**DIRECTIONS FOR THIS TASK:**
Note how many lines in the entries below contain the string "Employee", and answer with that number and no other text.

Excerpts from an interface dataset
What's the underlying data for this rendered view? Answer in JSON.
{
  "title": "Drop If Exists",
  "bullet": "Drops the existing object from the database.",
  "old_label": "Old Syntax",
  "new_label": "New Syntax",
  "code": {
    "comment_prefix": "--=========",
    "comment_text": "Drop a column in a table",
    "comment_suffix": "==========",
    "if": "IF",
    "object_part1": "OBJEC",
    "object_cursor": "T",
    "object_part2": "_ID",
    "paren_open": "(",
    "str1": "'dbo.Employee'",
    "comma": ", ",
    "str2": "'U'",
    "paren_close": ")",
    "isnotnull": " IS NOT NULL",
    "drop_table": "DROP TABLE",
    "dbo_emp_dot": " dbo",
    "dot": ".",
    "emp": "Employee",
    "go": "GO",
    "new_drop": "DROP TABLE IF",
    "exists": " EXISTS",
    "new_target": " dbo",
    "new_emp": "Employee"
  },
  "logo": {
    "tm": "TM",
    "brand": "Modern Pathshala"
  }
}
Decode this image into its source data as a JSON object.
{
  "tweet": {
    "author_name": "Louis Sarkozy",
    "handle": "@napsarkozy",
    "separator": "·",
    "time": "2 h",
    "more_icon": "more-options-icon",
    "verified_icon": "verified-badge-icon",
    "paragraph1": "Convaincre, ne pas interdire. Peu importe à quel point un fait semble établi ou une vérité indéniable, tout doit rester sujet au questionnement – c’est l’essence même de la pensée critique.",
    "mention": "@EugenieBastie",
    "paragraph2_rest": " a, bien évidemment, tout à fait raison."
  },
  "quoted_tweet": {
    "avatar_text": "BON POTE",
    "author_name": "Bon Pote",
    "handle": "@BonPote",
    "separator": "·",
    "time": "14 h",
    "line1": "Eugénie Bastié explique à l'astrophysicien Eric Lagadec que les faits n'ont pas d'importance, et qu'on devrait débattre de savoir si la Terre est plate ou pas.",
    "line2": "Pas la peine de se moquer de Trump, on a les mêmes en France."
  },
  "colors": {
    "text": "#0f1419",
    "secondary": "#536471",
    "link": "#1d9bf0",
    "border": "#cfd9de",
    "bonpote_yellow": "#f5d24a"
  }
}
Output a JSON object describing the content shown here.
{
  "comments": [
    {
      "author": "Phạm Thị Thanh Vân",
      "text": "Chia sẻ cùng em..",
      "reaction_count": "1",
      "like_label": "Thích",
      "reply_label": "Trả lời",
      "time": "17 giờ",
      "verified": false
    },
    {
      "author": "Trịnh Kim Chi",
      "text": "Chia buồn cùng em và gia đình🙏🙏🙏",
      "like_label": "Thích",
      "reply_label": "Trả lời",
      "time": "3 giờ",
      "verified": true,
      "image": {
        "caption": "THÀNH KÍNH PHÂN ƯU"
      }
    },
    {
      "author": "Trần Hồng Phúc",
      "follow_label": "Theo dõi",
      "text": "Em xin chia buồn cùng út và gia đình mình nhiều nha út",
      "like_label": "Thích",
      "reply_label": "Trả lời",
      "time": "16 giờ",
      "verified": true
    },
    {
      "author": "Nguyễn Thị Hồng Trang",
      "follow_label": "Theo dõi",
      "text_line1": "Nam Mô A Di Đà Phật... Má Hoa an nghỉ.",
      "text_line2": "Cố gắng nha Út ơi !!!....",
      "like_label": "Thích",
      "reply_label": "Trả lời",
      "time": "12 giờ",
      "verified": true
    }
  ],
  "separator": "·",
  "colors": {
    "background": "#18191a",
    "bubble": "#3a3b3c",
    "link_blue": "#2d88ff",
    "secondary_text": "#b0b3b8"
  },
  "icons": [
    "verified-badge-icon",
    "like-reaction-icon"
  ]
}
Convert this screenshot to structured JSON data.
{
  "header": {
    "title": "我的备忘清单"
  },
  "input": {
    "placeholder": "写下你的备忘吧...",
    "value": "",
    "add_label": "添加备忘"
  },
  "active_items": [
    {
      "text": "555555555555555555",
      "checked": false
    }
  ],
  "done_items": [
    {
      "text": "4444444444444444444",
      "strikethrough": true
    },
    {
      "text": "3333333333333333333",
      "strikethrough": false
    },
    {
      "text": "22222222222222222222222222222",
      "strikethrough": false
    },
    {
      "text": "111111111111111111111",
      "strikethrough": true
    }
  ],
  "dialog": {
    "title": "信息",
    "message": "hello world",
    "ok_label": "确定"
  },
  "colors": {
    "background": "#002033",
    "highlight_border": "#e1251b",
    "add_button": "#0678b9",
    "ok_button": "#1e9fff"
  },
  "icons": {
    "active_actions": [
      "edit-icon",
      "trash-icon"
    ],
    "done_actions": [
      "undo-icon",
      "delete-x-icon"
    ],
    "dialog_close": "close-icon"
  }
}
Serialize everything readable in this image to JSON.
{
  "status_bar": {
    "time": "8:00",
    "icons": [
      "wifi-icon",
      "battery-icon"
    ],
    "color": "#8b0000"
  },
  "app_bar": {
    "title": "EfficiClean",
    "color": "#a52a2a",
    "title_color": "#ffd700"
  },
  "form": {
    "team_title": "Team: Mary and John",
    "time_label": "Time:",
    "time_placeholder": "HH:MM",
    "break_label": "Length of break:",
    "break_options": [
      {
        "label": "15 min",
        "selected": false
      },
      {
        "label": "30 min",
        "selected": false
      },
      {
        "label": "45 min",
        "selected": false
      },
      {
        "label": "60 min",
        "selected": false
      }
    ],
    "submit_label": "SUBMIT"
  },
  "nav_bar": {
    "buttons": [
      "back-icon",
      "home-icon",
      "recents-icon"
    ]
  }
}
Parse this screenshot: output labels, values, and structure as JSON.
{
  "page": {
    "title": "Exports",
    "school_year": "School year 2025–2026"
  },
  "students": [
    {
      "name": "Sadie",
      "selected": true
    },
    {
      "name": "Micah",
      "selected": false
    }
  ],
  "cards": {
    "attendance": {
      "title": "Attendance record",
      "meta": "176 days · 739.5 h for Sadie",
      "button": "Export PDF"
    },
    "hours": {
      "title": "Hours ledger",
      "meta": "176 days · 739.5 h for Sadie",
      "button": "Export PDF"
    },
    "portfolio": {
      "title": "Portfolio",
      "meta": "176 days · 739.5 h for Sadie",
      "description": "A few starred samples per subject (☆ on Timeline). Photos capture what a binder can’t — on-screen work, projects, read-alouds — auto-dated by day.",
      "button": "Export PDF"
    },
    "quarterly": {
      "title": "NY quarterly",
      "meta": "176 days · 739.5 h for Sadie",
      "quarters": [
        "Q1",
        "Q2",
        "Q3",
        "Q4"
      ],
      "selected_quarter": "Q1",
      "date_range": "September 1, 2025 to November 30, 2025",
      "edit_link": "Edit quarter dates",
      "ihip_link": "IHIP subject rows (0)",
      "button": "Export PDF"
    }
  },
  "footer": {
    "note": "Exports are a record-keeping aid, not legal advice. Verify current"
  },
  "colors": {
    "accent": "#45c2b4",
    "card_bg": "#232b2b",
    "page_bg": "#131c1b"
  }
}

**OUTPUT FOR THIS TASK:**
3